§ WHAT YOU ARE ASKED TO DO:
Copy each line below that has "destination".

[Stored items from a collection]
• • • • •

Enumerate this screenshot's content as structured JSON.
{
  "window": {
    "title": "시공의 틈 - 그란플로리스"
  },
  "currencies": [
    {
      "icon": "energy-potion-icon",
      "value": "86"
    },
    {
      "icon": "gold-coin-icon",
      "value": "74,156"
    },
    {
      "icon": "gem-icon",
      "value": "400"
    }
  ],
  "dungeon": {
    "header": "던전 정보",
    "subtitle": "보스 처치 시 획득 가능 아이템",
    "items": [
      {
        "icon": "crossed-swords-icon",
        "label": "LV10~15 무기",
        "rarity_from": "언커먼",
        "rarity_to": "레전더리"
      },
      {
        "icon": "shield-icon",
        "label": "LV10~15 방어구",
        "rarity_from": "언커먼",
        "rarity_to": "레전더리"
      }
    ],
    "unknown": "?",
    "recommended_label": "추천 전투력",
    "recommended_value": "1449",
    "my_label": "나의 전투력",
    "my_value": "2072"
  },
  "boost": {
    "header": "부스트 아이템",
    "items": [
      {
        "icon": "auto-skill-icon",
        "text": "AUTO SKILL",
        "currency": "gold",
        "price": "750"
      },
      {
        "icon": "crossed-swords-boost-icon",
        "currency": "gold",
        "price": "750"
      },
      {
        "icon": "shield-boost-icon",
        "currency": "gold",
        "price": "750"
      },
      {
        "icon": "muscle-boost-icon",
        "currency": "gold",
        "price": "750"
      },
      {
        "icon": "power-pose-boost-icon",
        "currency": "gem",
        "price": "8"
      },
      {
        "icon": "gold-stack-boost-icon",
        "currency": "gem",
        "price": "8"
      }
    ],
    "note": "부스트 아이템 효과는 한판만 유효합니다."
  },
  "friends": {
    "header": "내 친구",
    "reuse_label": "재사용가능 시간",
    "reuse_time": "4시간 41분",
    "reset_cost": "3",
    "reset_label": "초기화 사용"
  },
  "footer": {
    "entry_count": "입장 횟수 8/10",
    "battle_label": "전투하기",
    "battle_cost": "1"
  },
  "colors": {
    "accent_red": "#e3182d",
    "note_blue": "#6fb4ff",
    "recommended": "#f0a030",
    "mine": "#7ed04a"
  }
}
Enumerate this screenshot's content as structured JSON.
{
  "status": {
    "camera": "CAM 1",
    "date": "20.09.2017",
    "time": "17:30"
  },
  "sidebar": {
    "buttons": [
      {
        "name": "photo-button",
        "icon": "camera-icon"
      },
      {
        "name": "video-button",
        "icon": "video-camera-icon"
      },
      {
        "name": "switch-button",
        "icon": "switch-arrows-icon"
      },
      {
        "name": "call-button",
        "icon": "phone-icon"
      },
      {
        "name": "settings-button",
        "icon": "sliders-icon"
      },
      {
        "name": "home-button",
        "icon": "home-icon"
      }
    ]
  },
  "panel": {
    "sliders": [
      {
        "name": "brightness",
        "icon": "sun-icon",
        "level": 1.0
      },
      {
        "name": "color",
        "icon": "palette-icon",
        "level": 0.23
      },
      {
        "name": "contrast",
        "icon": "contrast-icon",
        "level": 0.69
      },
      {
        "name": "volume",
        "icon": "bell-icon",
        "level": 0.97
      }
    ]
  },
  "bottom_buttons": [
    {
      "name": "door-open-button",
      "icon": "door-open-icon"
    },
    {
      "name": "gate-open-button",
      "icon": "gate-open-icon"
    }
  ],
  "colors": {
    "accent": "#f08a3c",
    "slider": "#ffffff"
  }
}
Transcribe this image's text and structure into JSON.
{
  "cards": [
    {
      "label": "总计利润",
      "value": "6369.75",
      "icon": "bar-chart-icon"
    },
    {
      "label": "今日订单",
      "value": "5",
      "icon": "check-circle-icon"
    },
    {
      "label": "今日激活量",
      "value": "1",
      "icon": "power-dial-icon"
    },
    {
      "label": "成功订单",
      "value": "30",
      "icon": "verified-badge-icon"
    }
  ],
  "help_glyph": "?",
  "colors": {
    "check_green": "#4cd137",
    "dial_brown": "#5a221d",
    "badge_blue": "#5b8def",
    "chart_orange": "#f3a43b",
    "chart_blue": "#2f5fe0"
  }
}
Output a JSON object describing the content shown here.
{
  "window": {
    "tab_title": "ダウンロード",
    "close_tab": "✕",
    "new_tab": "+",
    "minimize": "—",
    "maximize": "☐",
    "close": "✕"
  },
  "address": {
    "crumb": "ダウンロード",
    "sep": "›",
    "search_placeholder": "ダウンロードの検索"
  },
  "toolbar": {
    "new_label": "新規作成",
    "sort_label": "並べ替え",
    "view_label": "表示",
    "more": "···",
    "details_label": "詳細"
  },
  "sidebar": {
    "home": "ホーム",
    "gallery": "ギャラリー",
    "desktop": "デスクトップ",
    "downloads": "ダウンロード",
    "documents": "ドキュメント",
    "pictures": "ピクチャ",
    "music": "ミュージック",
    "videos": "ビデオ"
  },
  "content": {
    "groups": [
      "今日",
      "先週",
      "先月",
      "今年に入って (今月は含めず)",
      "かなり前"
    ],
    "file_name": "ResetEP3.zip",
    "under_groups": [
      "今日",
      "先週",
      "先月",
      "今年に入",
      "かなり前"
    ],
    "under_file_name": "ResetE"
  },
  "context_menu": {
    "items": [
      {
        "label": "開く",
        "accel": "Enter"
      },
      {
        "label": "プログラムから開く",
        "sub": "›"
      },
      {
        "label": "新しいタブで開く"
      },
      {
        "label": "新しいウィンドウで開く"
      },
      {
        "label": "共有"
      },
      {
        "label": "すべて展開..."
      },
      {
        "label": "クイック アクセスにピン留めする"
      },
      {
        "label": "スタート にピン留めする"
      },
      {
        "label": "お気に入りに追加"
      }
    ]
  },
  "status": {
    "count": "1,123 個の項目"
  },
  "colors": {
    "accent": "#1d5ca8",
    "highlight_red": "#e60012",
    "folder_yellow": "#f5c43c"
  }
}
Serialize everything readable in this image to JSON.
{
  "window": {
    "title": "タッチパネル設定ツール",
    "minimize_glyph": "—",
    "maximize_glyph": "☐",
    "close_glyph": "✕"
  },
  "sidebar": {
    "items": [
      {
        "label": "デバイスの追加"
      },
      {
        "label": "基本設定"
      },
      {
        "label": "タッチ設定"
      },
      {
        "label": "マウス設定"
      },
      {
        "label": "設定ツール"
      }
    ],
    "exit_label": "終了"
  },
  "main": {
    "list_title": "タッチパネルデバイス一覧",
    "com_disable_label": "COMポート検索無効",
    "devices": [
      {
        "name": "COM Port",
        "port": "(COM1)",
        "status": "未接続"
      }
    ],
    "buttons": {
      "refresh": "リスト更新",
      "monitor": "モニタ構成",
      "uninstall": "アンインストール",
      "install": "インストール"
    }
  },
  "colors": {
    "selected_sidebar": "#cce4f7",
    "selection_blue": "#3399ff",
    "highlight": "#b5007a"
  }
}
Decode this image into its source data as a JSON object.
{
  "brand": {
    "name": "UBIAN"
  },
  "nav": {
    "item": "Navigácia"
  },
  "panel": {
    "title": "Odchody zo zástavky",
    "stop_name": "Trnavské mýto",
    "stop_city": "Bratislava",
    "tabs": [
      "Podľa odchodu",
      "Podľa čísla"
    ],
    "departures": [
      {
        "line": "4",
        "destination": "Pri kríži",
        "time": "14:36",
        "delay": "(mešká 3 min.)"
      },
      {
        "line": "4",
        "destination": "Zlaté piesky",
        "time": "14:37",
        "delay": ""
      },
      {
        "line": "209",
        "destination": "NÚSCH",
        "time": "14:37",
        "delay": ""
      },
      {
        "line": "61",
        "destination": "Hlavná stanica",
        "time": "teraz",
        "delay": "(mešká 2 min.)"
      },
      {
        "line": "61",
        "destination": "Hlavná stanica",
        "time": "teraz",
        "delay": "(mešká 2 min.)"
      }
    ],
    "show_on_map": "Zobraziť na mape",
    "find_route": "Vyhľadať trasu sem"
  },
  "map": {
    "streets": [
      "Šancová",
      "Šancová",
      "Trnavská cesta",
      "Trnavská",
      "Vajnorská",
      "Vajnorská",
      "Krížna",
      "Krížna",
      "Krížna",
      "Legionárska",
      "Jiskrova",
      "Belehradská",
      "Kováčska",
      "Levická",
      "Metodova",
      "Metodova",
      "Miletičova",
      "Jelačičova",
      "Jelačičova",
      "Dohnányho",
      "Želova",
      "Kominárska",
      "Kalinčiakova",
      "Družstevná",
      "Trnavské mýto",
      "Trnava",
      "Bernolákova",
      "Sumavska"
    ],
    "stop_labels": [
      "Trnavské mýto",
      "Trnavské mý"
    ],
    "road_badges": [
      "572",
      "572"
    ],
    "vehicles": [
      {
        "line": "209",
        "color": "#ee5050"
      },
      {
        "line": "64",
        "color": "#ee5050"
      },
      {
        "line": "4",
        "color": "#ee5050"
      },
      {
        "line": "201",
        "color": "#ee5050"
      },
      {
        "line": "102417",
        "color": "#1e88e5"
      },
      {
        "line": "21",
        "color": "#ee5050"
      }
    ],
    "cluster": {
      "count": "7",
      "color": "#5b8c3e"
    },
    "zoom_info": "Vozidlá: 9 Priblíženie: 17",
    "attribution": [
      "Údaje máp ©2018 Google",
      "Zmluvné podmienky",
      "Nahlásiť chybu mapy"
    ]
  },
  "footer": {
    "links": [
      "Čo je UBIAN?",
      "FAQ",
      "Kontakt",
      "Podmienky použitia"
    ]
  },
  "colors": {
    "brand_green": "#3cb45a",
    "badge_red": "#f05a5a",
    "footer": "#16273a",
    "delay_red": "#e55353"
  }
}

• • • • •

§ OUTPUT OF THE TASK:
        "destination": "Pri kríži",
        "destination": "Zlaté piesky",
        "destination": "NÚSCH",
        "destination": "Hlavná stanica",
        "destination": "Hlavná stanica",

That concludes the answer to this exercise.